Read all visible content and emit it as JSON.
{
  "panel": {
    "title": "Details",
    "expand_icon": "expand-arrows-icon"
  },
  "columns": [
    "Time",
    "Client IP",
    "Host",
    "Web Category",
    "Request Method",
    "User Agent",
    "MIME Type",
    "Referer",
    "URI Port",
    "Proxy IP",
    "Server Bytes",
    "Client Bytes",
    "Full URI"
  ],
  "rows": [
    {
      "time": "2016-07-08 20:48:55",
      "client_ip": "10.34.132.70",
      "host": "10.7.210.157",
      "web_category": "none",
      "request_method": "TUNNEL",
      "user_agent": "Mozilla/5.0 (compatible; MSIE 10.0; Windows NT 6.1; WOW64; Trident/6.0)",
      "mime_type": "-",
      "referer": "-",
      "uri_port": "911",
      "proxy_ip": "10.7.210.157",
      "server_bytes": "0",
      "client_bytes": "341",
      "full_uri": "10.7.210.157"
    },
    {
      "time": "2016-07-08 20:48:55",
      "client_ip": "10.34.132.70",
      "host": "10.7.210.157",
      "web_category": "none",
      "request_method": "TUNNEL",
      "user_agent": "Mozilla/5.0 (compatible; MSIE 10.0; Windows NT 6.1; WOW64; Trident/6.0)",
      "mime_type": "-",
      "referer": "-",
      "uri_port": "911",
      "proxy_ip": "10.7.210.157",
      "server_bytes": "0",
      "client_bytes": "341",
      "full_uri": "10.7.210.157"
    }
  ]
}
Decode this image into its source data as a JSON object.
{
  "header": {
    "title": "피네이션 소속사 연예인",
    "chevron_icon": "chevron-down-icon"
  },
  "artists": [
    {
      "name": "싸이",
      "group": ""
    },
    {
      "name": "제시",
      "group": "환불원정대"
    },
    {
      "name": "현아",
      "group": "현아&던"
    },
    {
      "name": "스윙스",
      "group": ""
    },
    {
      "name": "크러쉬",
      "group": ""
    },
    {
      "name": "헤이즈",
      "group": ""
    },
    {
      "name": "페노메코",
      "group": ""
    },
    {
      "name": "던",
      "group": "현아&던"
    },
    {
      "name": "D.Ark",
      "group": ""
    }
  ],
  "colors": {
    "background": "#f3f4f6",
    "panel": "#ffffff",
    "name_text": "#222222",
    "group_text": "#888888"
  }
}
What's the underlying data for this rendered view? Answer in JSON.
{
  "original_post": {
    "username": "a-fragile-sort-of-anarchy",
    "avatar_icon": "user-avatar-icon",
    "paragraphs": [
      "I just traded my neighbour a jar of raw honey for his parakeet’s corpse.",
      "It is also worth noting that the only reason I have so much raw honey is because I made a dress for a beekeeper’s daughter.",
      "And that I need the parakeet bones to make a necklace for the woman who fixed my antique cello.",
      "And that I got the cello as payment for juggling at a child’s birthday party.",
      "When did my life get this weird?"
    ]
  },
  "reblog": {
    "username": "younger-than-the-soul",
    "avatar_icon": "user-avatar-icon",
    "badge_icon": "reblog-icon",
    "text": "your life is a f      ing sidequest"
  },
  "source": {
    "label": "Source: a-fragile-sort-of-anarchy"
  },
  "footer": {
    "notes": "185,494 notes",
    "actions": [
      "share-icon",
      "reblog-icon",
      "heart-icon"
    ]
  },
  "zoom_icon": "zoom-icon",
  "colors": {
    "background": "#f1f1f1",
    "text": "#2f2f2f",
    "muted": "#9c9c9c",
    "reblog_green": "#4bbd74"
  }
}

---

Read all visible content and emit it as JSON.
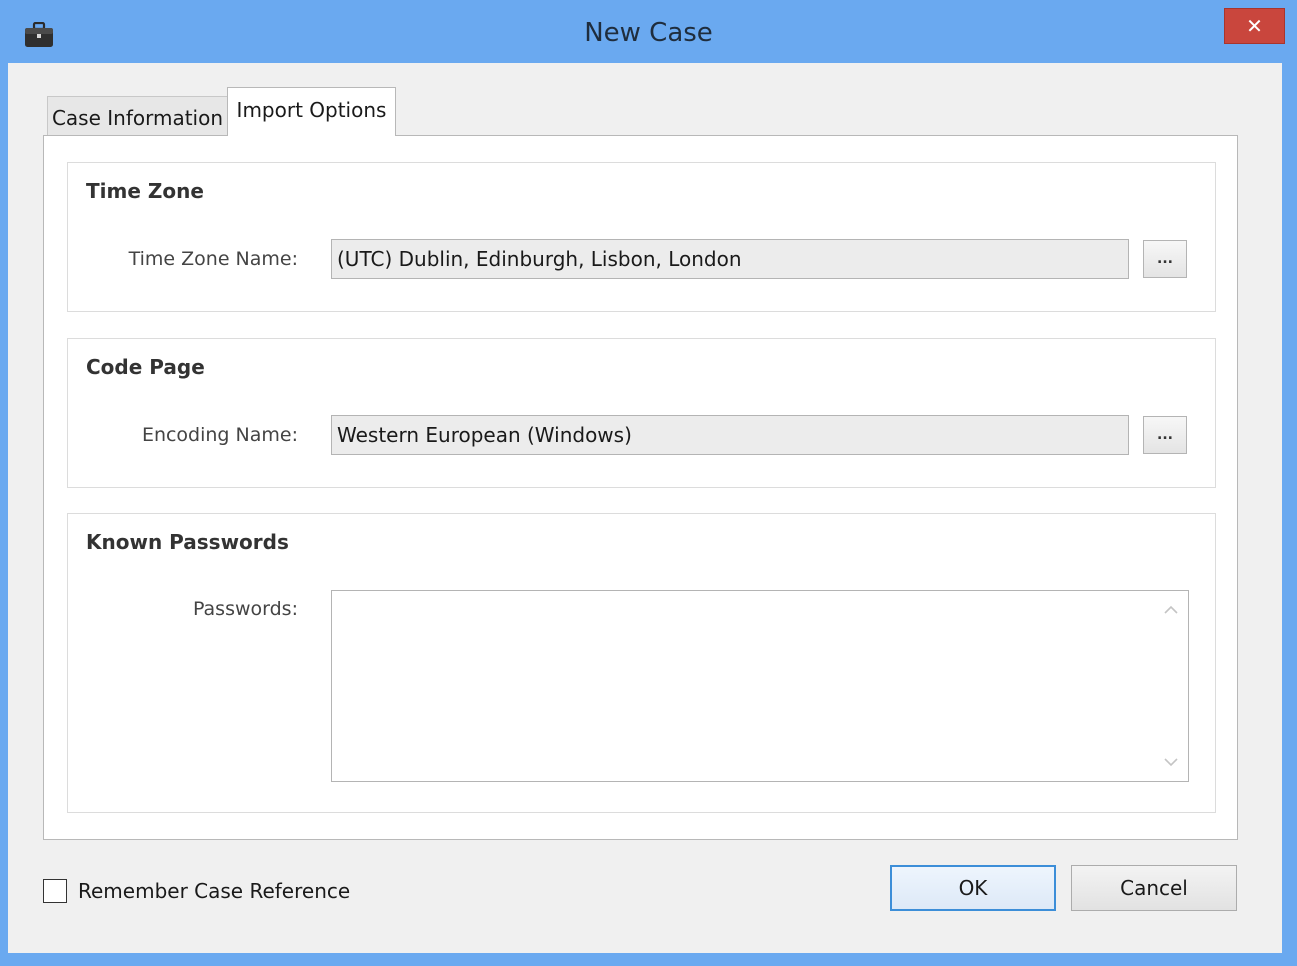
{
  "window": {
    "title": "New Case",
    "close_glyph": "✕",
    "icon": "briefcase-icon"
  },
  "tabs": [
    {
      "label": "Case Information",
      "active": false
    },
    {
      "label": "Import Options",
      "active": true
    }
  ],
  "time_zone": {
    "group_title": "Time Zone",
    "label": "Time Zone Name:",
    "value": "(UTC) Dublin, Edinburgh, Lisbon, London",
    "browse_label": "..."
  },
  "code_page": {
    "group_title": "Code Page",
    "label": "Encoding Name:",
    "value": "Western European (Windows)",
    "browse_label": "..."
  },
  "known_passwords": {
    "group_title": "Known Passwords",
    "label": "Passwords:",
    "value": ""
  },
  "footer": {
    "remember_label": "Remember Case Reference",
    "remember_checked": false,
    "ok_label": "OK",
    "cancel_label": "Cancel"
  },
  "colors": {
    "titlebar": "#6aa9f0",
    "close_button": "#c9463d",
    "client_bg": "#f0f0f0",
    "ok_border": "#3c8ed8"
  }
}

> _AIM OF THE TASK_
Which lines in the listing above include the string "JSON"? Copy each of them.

> _EXERCISE RESPONSE_
Read all visible content and emit it as JSON.
Decode this image into its source data as a JSON object.
What's the underlying data for this rendered view? Answer in JSON.
Read all visible content and emit it as JSON.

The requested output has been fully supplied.